*** Data for the task Section Begins ***

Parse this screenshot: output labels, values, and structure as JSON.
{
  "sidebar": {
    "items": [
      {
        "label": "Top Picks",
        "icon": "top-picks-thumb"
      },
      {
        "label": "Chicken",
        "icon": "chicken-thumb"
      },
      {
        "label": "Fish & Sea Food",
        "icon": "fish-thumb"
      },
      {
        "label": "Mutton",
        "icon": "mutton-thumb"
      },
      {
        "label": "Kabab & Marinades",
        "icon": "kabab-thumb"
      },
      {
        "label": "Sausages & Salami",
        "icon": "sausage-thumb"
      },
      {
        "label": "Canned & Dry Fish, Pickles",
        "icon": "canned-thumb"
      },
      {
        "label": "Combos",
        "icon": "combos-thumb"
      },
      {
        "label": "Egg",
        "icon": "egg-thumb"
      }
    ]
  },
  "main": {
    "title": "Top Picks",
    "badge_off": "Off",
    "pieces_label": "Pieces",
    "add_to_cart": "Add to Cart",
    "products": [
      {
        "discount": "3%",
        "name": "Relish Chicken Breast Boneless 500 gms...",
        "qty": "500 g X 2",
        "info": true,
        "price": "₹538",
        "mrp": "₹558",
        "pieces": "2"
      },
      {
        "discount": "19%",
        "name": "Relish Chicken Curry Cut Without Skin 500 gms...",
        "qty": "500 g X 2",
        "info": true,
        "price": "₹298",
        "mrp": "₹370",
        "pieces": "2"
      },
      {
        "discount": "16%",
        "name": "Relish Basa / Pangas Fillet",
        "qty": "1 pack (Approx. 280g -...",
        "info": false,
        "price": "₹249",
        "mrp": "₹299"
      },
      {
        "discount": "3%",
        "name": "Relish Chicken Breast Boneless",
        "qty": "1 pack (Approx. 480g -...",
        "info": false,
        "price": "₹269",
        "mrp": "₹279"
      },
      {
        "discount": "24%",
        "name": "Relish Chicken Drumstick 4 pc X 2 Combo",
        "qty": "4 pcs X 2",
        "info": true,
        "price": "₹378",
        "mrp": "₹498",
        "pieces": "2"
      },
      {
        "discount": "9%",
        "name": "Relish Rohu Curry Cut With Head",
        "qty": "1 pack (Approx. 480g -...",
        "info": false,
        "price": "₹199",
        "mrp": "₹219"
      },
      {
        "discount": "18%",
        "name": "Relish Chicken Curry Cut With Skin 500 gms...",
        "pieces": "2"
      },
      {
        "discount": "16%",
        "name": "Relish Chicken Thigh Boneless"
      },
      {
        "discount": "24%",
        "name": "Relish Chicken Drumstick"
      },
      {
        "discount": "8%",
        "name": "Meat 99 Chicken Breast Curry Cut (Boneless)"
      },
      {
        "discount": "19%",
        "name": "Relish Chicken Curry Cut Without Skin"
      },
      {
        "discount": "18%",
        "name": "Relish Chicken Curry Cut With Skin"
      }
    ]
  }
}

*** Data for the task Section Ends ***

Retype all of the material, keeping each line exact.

Parse this screenshot: output labels, values, and structure as JSON.
{
  "sidebar": {
    "items": [
      {
        "label": "Top Picks",
        "icon": "top-picks-thumb"
      },
      {
        "label": "Chicken",
        "icon": "chicken-thumb"
      },
      {
        "label": "Fish & Sea Food",
        "icon": "fish-thumb"
      },
      {
        "label": "Mutton",
        "icon": "mutton-thumb"
      },
      {
        "label": "Kabab & Marinades",
        "icon": "kabab-thumb"
      },
      {
        "label": "Sausages & Salami",
        "icon": "sausage-thumb"
      },
      {
        "label": "Canned & Dry Fish, Pickles",
        "icon": "canned-thumb"
      },
      {
        "label": "Combos",
        "icon": "combos-thumb"
      },
      {
        "label": "Egg",
        "icon": "egg-thumb"
      }
    ]
  },
  "main": {
    "title": "Top Picks",
    "badge_off": "Off",
    "pieces_label": "Pieces",
    "add_to_cart": "Add to Cart",
    "products": [
      {
        "discount": "3%",
        "name": "Relish Chicken Breast Boneless 500 gms...",
        "qty": "500 g X 2",
        "info": true,
        "price": "₹538",
        "mrp": "₹558",
        "pieces": "2"
      },
      {
        "discount": "19%",
        "name": "Relish Chicken Curry Cut Without Skin 500 gms...",
        "qty": "500 g X 2",
        "info": true,
        "price": "₹298",
        "mrp": "₹370",
        "pieces": "2"
      },
      {
        "discount": "16%",
        "name": "Relish Basa / Pangas Fillet",
        "qty": "1 pack (Approx. 280g -...",
        "info": false,
        "price": "₹249",
        "mrp": "₹299"
      },
      {
        "discount": "3%",
        "name": "Relish Chicken Breast Boneless",
        "qty": "1 pack (Approx. 480g -...",
        "info": false,
        "price": "₹269",
        "mrp": "₹279"
      },
      {
        "discount": "24%",
        "name": "Relish Chicken Drumstick 4 pc X 2 Combo",
        "qty": "4 pcs X 2",
        "info": true,
        "price": "₹378",
        "mrp": "₹498",
        "pieces": "2"
      },
      {
        "discount": "9%",
        "name": "Relish Rohu Curry Cut With Head",
        "qty": "1 pack (Approx. 480g -...",
        "info": false,
        "price": "₹199",
        "mrp": "₹219"
      },
      {
        "discount": "18%",
        "name": "Relish Chicken Curry Cut With Skin 500 gms...",
        "pieces": "2"
      },
      {
        "discount": "16%",
        "name": "Relish Chicken Thigh Boneless"
      },
      {
        "discount": "24%",
        "name": "Relish Chicken Drumstick"
      },
      {
        "discount": "8%",
        "name": "Meat 99 Chicken Breast Curry Cut (Boneless)"
      },
      {
        "discount": "19%",
        "name": "Relish Chicken Curry Cut Without Skin"
      },
      {
        "discount": "18%",
        "name": "Relish Chicken Curry Cut With Skin"
      }
    ]
  }
}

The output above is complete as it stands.